A problem with the selection of members of a sample that produces systematic error in the research study. For example, if you wanted to know about what people thought about a service in a particular geographic area one way to select a sample of people in that area would be from the electoral register. However people who have registered to vote are likely to be different from those who have not and therefore, depending on the service, likely to have different views on it. Those views would not be captured due to the way the sample was selected.
The degree of difference between the sample and population from which it was drawn. Only applies to probability sampling.
A list of all members of the population from which the sample is drawn.
The use of data that were previously gathered for a purpose other than the task in hand. Secondary research can either be qualitative or quantitative. Examples of secondary research would be analysing administrative data (e.g. number of people collecting benefits) to relate it to an issue of interest, or reviewing the existing literature available on a subject.
The respondent fills in answers to a questionnaire without help from an interviewer.
An interview which features closed- and open-ended questions and where the interviewer does not need to keep precisely to a script but can gather more in depth answers based on the research questions and the respondent's answers.
A non-probability sampling method where the researcher makes contact with one or more potential respondents and asks them for a referral to the next respondent. This method of identifying respondents continues until the required sample size is reached.
|Social desirability bias||
A distortion of data caused when a respondent provides what they think would be a socially desirable answer rather than their true response.
Statistical Package for the Social Sciences is a software package used for quantitative analysis.
A measure of dispersion around the mean.
The interviewer reads the questions as structured in the questionnaire and follows the interviewing instructions to this letter. This method ensures that all respondents are treated identically.
A systematic way of collecting data from a number of respondents.

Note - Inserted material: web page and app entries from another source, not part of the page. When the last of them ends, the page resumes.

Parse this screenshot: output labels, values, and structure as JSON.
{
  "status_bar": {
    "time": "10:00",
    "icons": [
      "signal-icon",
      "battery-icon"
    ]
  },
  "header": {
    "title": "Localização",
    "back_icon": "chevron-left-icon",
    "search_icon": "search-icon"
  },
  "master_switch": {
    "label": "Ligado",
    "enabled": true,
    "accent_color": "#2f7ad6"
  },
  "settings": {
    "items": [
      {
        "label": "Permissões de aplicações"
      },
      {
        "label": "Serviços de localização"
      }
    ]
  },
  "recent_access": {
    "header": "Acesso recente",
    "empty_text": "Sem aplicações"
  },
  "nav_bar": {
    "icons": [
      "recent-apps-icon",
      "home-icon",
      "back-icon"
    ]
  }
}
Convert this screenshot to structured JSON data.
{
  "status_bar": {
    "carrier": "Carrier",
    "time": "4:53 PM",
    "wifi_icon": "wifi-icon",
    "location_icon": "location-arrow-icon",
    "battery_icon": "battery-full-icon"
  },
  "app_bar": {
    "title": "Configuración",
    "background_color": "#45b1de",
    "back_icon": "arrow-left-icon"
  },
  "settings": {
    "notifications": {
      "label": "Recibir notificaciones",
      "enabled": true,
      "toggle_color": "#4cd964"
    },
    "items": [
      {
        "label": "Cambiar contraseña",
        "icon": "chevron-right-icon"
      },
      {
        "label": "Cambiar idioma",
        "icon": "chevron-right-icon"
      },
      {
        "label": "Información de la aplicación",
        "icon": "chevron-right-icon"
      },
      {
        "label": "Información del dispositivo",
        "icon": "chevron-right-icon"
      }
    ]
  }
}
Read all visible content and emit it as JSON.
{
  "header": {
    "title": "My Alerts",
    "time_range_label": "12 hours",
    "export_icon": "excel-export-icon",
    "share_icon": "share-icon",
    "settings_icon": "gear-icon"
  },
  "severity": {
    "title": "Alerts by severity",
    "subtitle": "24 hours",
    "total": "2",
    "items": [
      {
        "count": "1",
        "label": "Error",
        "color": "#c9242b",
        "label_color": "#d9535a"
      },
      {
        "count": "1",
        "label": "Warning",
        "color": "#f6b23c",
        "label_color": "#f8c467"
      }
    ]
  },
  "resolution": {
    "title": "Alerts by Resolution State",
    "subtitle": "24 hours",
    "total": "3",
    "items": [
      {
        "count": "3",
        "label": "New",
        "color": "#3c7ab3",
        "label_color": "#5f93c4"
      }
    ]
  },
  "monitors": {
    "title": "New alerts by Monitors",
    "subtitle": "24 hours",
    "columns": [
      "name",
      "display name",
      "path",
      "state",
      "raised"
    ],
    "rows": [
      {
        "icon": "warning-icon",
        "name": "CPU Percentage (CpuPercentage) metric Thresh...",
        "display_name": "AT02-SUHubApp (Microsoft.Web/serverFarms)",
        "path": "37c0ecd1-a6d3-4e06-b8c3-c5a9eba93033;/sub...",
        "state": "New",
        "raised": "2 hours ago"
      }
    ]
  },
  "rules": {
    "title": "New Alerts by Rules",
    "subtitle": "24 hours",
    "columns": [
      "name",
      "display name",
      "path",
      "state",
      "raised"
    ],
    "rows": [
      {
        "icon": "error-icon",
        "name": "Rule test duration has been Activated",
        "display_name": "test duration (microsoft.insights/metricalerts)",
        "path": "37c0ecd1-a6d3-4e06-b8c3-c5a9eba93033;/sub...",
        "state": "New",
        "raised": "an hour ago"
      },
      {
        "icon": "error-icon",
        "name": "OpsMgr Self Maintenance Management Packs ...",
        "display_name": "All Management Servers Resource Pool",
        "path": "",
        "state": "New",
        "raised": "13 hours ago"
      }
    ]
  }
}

A systematic review is a summary of available research on a given topic that compares studies based on design and methods. It summarizes the findings of each, and points out flaws or potentially confounding variables that may have been overlooked. A critical analysis of each study is done in an effort to rate the value of its stated conclusions. The research findings are then summarized, and a conclusion is provided.